* _WHAT TO WORK ON_
Could you copy all of the records below exactly as they appear?
━━━ EXTRACTED ENTRIES
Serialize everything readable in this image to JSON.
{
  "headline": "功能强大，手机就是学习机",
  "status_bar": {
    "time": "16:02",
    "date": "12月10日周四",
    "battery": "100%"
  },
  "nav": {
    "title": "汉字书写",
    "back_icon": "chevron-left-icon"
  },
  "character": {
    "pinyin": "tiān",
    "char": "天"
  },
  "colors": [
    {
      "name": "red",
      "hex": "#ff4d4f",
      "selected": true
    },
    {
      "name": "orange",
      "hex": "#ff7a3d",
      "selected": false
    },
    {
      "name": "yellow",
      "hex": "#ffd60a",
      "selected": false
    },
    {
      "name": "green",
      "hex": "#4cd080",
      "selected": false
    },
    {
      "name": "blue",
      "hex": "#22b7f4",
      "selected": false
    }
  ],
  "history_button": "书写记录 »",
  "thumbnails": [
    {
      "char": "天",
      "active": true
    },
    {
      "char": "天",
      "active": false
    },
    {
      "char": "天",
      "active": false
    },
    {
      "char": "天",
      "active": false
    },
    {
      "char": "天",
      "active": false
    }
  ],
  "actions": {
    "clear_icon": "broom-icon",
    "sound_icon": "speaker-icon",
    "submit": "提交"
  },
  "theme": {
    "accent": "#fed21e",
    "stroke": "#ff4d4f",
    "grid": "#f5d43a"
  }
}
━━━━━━
* _PROBLEM SOLUTION_
Serialize everything readable in this image to JSON.
{
  "headline": "功能强大，手机就是学习机",
  "status_bar": {
    "time": "16:02",
    "date": "12月10日周四",
    "battery": "100%"
  },
  "nav": {
    "title": "汉字书写",
    "back_icon": "chevron-left-icon"
  },
  "character": {
    "pinyin": "tiān",
    "char": "天"
  },
  "colors": [
    {
      "name": "red",
      "hex": "#ff4d4f",
      "selected": true
    },
    {
      "name": "orange",
      "hex": "#ff7a3d",
      "selected": false
    },
    {
      "name": "yellow",
      "hex": "#ffd60a",
      "selected": false
    },
    {
      "name": "green",
      "hex": "#4cd080",
      "selected": false
    },
    {
      "name": "blue",
      "hex": "#22b7f4",
      "selected": false
    }
  ],
  "history_button": "书写记录 »",
  "thumbnails": [
    {
      "char": "天",
      "active": true
    },
    {
      "char": "天",
      "active": false
    },
    {
      "char": "天",
      "active": false
    },
    {
      "char": "天",
      "active": false
    },
    {
      "char": "天",
      "active": false
    }
  ],
  "actions": {
    "clear_icon": "broom-icon",
    "sound_icon": "speaker-icon",
    "submit": "提交"
  },
  "theme": {
    "accent": "#fed21e",
    "stroke": "#ff4d4f",
    "grid": "#f5d43a"
  }
}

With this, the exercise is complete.